Reporters Without Borders will launch the first Online Free Expression
Day under UNESCO's patronage tomorrow.
MONTREAL, March 11 /CNW Telbec/ - "From now on, we will organise
activities every 12 March to condemn cyber-censorship throughout the world,"
Reporters Without Borders said. "A response of this kind is needed to the
growing tendency to crack down on bloggers and to close websites. We thank
UNESCO for providing its support for this special day from the very first
"Tomorrow, the first time this day is being marked, we are giving all
Internet users the opportunity to demonstrate in places were protests are not
normally possible. We hope many will come and protest in virtual versions of

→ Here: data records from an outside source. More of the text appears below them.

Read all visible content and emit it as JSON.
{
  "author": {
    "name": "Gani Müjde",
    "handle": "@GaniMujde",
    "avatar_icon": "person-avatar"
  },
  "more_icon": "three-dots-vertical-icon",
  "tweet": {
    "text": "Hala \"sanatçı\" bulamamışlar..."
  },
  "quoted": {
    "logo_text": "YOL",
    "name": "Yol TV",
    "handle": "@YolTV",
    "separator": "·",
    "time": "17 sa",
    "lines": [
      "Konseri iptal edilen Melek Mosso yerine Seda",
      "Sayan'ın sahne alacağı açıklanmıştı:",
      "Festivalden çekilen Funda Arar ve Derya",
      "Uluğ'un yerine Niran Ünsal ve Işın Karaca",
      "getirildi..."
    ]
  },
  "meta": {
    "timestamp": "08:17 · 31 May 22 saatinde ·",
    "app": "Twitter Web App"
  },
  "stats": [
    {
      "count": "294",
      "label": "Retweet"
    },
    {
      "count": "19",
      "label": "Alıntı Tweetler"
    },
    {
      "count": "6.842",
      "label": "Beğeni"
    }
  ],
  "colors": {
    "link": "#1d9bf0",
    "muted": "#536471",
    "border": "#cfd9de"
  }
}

Beijing's Tiananmen Square, Cuba's Revolution Square or on the streets of
Rangoon, in Burma. At least 62 cyber-dissidents are currently imprisoned
worldwide, while more than 2,600 websites, blogs or discussions forums were

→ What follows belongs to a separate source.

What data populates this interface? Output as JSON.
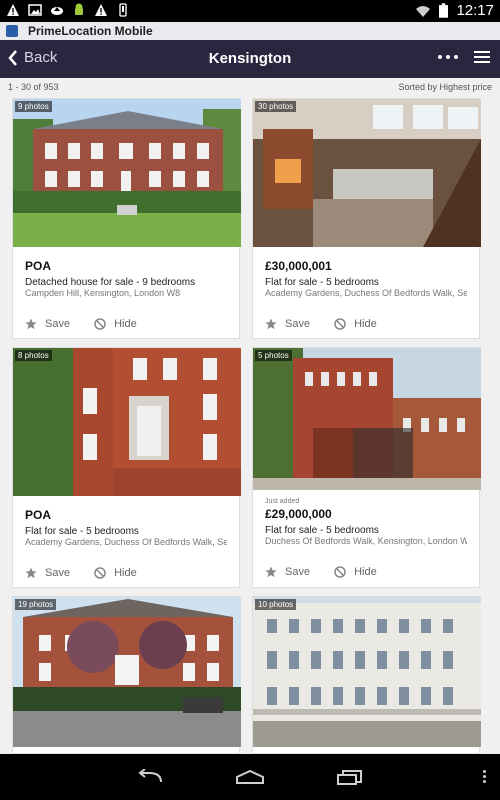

closed or made inaccessible in 2007."
The press freedom organisation added: "Our list of 'Internet Enemies' has
also been updated with the addition of two countries - Ethiopia and Zimbabwe.
And we are offering an new version of our Handbook for Bloggers and
To denounce government censorship of the Internet and to demand more
online freedom, Reporters Without Borders is calling on Internet users to come
and protest in online versions of nine countries that are Internet enemies
during the 24 hours from 11 a.m. tomorrow, 12 March, to 11 a.m. on 13 March
(Paris time, GMT +1). Anyone with Internet access will be able to create an
avatar, choose a message for their banner and take part in one of the
cyber-demos taking place in Burma, China, Cuba, Egypt, Eritrea, North Korea,
Tunisia, Turkmenistan and Vietnam.
There are 15 countries in this year's Reporters Without Borders list of
"Internet Enemies" - Belarus, Burma, China, Cuba, Egypt, Ethiopia, Iran, North
Korea, Saudi Arabia, Syria, Tunisia, Turkmenistan, Uzbekistan, Vietnam and
Zimbabwe. There were only 13 in 2007. The two new additions to the traditional
censors are both to be found in sub-Saharan Africa: Zimbabwe and Ethiopia.
"This is not at all surprising as these regimes regularly hound the
traditional media," Reporters Without Borders says in the introduction to its
report."Internet penetration is very slight, but nevertheless sufficient to
give them a few nightmares. They follow the example of their seniors and draw
on the full arsenal of online censorship methods including legislation,
monitoring Internet cafés and controlling ISPs."
There is also a supplementary list of 11 "countries under watch." They
are Bahrain, Eritrea, Gambia, Jordan, Libya, Malaysia, Sri Lanka, Tajikistan,
Thailand, United Arab Emirates and Yemen. Unlike the "enemies," these
countries do not imprison bloggers or censor the Internet massively. But they
are sorely tempted and abuses are common. Many of them have laws that they
could use to gag the Internet if they wanted. And the judicial or political
authorities often use anti-terrorism laws to identify and monitor government
opponents and activists expressing themselves online.
"The hunting down of independent thinkers online is all the more
effective as several major western companies have colluded with governments in
pinpointing 'trouble-makers'," the reports says. "US company Yahoo! apologised
in 2007 for a 'misunderstanding' which ended in journalist Shi Tao being sent
to prison for ten years. The company has been responsible for the imprisonment
of a total of four Chinese cyber-dissidents. It was apparently willing to
'obey local laws' that forced it to identify Internet users deemed to be
Finally, a new version of the Handbook for Bloggers and Cyber-Dissidents
is available in French and English on the Reporters Without Borders website
(www.rsf.org). It offers practical advice and techniques on how to start up a
blog, how to blog for anonymously and how to circumvent censorship. It also
includes the accounts of bloggers from countries such as Egypt and Burma.
The cyber-demonstration was devised and produced by the Saatchi &
Saatchi advertising agency
/NOTE TO PHOTO EDITORS: A photo accompanying this release is available on
the CNW Photo Network and archived at http://photos.newswire.ca.
Additional archived images are also available on the CNW Photo Archive
website at http://photos.newswire.ca. Images are free to accredited
members of the media/
For further information:
For further information: Katherine Borlongan, secretary general,
Reporters Without Borders, (514) 521-4111, Cell: (514) 258-4208, Fax: (514)